Operation Paperclip: The Secret Intelligence Program that Brought Nazi Scientists to America. By Annie Jacobsen. New York and Boston: Little, Brown and Co, 2014. Notes. Bibliography. Index. Pp. xii, 438. $30.00 ISBN: 978-0316-22104-7 and The Nazis Next Door: How America Became a Safe Haven for Hitler's Men. By Eric Lichtblau. New York: Houghton Mifflin Harcourt, 2014. Maps. Notes. Index. Pp, 227. $28.00 ISBN: 978-0-547-66919-9

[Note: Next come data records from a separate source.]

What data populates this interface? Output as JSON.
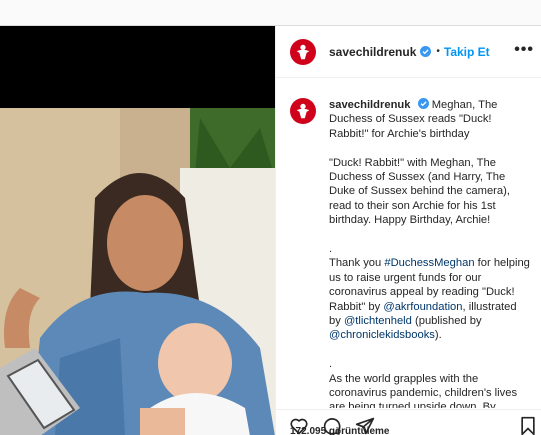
{
  "account": {
    "username": "savechildrenuk",
    "follow_label": "Takip Et",
    "dot": "•",
    "more": "•••"
  },
  "caption": {
    "headline": "Meghan, The Duchess of Sussex reads \"Duck! Rabbit!\" for Archie's birthday",
    "p1": "\"Duck! Rabbit!\" with Meghan, The Duchess of Sussex (and Harry, The Duke of Sussex behind the camera), read to their son Archie for his 1st birthday. Happy Birthday, Archie!",
    "sep1": ".",
    "p2_a": "Thank you ",
    "p2_tag1": "#DuchessMeghan",
    "p2_b": " for helping us to raise urgent funds for our coronavirus appeal by reading \"Duck! Rabbit\" by ",
    "p2_tag2": "@akrfoundation",
    "p2_c": ", illustrated by ",
    "p2_tag3": "@tlichtenheld",
    "p2_d": " (published by ",
    "p2_tag4": "@chroniclekidsbooks",
    "p2_e": ").",
    "sep2": ".",
    "p3": "As the world grapples with the coronavirus pandemic, children's lives are being turned upside down. By"
  },
  "stats": {
    "views": "172.095 görüntüleme"
  },
  "colors": {
    "brand_red": "#d0021b",
    "link_blue": "#0095f6",
    "tag_blue": "#00376b"
  },
  "icons": [
    "heart-icon",
    "comment-icon",
    "share-icon",
    "bookmark-icon",
    "verified-icon",
    "save-the-children-logo"
  ]
}
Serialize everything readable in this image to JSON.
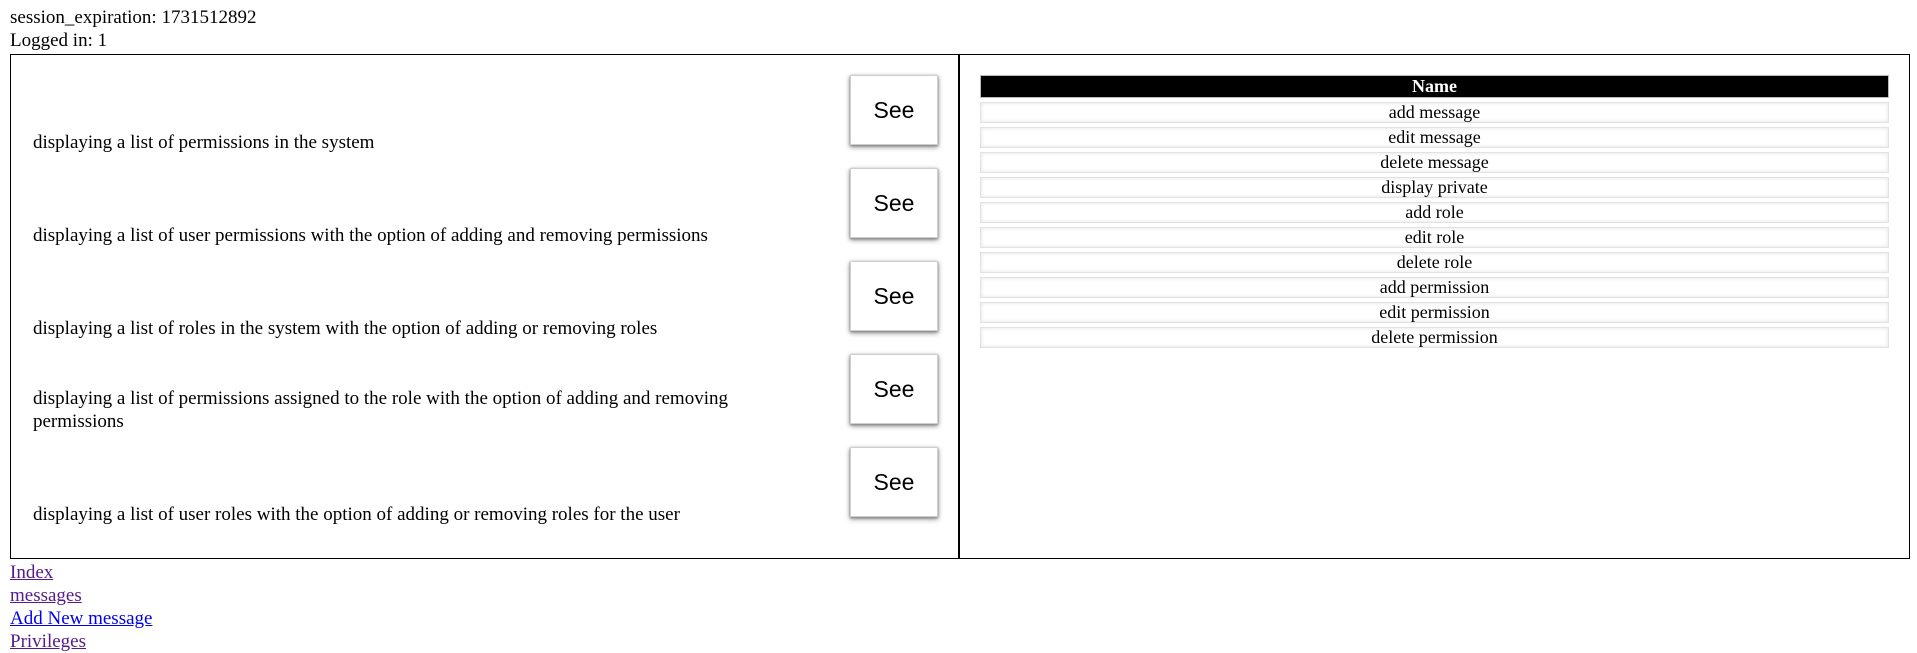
{
  "session": {
    "expiration_label": "session_expiration: 1731512892",
    "logged_in_label": "Logged in: 1"
  },
  "features": [
    {
      "description": "displaying a list of permissions in the system",
      "button_label": "See"
    },
    {
      "description": "displaying a list of user permissions with the option of adding and removing permissions",
      "button_label": "See"
    },
    {
      "description": "displaying a list of roles in the system with the option of adding or removing roles",
      "button_label": "See"
    },
    {
      "description": "displaying a list of permissions assigned to the role with the option of adding and removing permissions",
      "button_label": "See"
    },
    {
      "description": "displaying a list of user roles with the option of adding or removing roles for the user",
      "button_label": "See"
    }
  ],
  "permissions_table": {
    "header": "Name",
    "rows": [
      "add message",
      "edit message",
      "delete message",
      "display private",
      "add role",
      "edit role",
      "delete role",
      "add permission",
      "edit permission",
      "delete permission"
    ]
  },
  "nav_links": [
    {
      "label": "Index",
      "visited": true
    },
    {
      "label": "messages",
      "visited": true
    },
    {
      "label": "Add New message",
      "visited": false
    },
    {
      "label": "Privileges",
      "visited": true
    }
  ],
  "colors": {
    "visited_link": "#551a8b",
    "unvisited_link": "#0000ee",
    "table_header_bg": "#000000",
    "table_header_text": "#ffffff"
  }
}
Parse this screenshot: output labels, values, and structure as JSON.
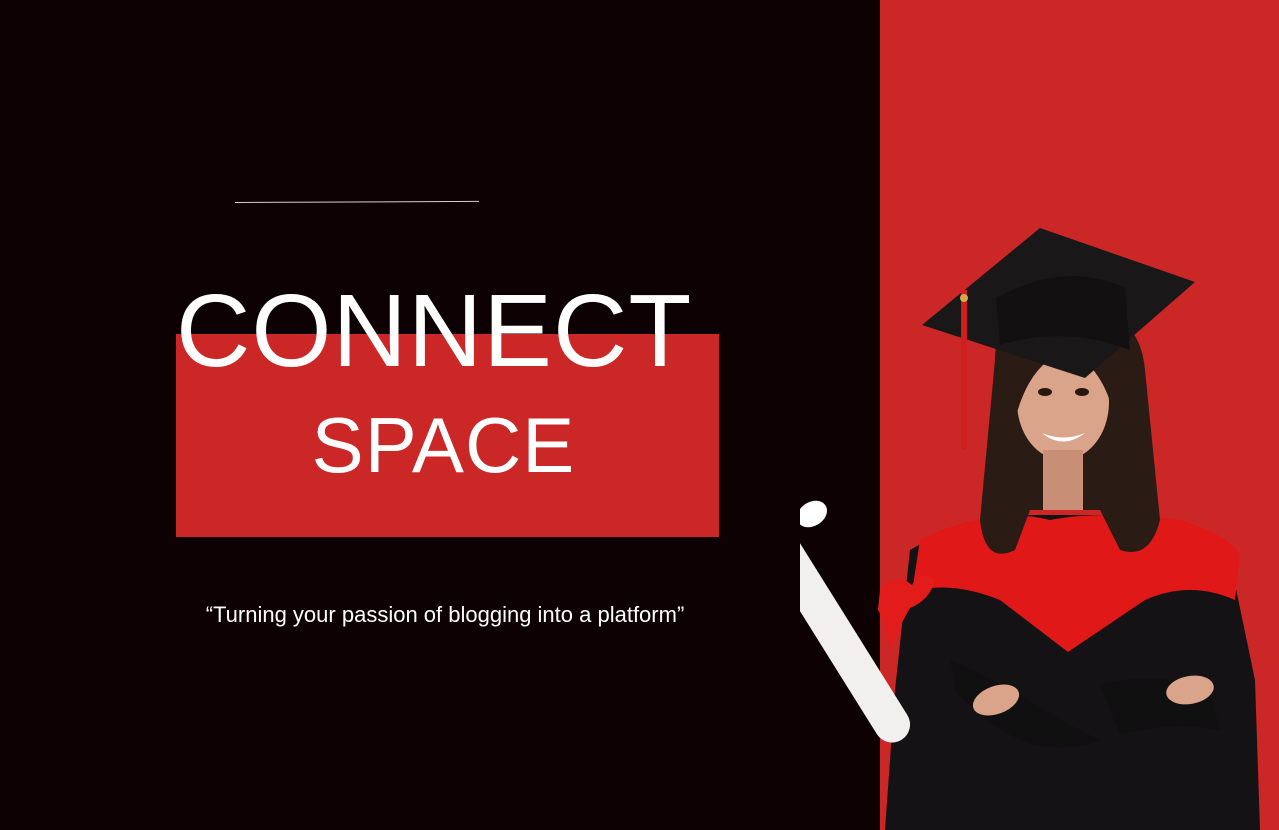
{
  "hero": {
    "title": "CONNECT",
    "subtitle": "SPACE",
    "tagline": "“Turning your passion of blogging into a platform”"
  },
  "colors": {
    "background": "#0d0103",
    "accent": "#cc2727",
    "text": "#ffffff"
  },
  "image": {
    "subject": "graduate-student-with-diploma"
  }
}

In 1974, Clarence Lasby wrote Project Paperclip: German Scientists and the Cold War. It received excellent reviews but drew little attention from the public. With little cooperation from the military, Lasby documented the exploitation of Nazi advanced technology and those involved. Though labeled "scientists," few were. Most were engineers, as was Werner von Braun (a brilliant rocket engineer and manager of engineers) and his brother, Magnus. There was little screening of the "rocket experts." Though the employment of Germans in the US caused an immediate outcry of protest (led by German-American immigrant Albert Einstein), the public was assured those selected had been carefully screened and included no "ardent Nazis" or "alleged or confirmed war criminals." A reported 1,700 "scientists" were employed in the US under Paperclip. "Screening" was done, it seems, with clouded glasses.

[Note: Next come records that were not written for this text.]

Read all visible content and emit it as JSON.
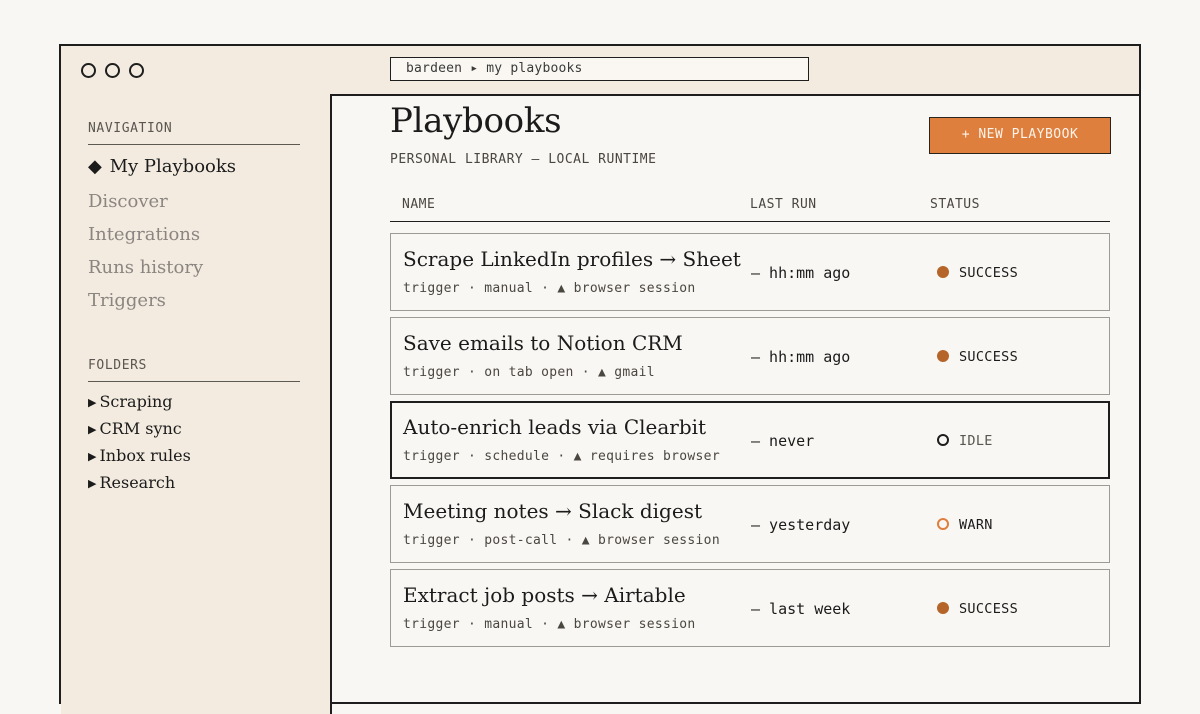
{
  "window": {
    "address": "bardeen ▸ my playbooks"
  },
  "sidebar": {
    "navigation_heading": "NAVIGATION",
    "nav_items": [
      {
        "label": "My Playbooks",
        "marker": "◆",
        "active": true
      },
      {
        "label": "Discover",
        "active": false
      },
      {
        "label": "Integrations",
        "active": false
      },
      {
        "label": "Runs history",
        "active": false
      },
      {
        "label": "Triggers",
        "active": false
      }
    ],
    "folders_heading": "FOLDERS",
    "folder_marker": "▶",
    "folders": [
      {
        "label": "Scraping"
      },
      {
        "label": "CRM sync"
      },
      {
        "label": "Inbox rules"
      },
      {
        "label": "Research"
      }
    ]
  },
  "main": {
    "title": "Playbooks",
    "subtitle": "PERSONAL LIBRARY — LOCAL RUNTIME",
    "new_button": "+ NEW PLAYBOOK",
    "columns": {
      "name": "NAME",
      "last_run": "LAST RUN",
      "status": "STATUS"
    },
    "rows": [
      {
        "title": "Scrape LinkedIn profiles → Sheet",
        "meta": "trigger · manual · ▲ browser session",
        "last_run": "— hh:mm ago",
        "status": "SUCCESS",
        "status_kind": "success",
        "selected": false
      },
      {
        "title": "Save emails to Notion CRM",
        "meta": "trigger · on tab open · ▲ gmail",
        "last_run": "— hh:mm ago",
        "status": "SUCCESS",
        "status_kind": "success",
        "selected": false
      },
      {
        "title": "Auto-enrich leads via Clearbit",
        "meta": "trigger · schedule · ▲ requires browser",
        "last_run": "— never",
        "status": "IDLE",
        "status_kind": "idle",
        "selected": true
      },
      {
        "title": "Meeting notes → Slack digest",
        "meta": "trigger · post-call · ▲ browser session",
        "last_run": "— yesterday",
        "status": "WARN",
        "status_kind": "warn",
        "selected": false
      },
      {
        "title": "Extract job posts → Airtable",
        "meta": "trigger · manual · ▲ browser session",
        "last_run": "— last week",
        "status": "SUCCESS",
        "status_kind": "success",
        "selected": false
      }
    ]
  },
  "colors": {
    "accent": "#de7f3d",
    "success": "#b6652a",
    "sidebar_bg": "#f3ebe0",
    "page_bg": "#f9f7f3"
  }
}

Project Paperclip did not "remain the standard source" nor will Operation Paperclip. But Annie Jacobsen, building on Lasby's study, has accomplished a masterful job of scholarship; one of inestimable value to the historical record. Her narrative covering exploitation of the Germans is rich in detail for which she credits the Freedom of Information Act, the Nazi War Crimes Disclosure Act, and attorneys in the Justice Department's Office of Special Investigations. All this and more set the stage for The Nazis Next Door, which offers an abridged version of what is covered in detail in Project Paperclip. The Nazis Next Door further covers the Nazis and alleged war criminals that slipped into the US as immigrants. Some were recruited by the CIA to spy on the Soviet Union. Their service to the Third Reich served as a favorable reference, since the Nazis were indeed "ardent anti-Communists."
While Project Paperclip is long on scholarship, The Nazis Next Door is the story that should appeal to lay readers, especially young students. Lichblau is a journalist who knows how to tell a story. In addition to revealing long-suppressed facts, he delivers...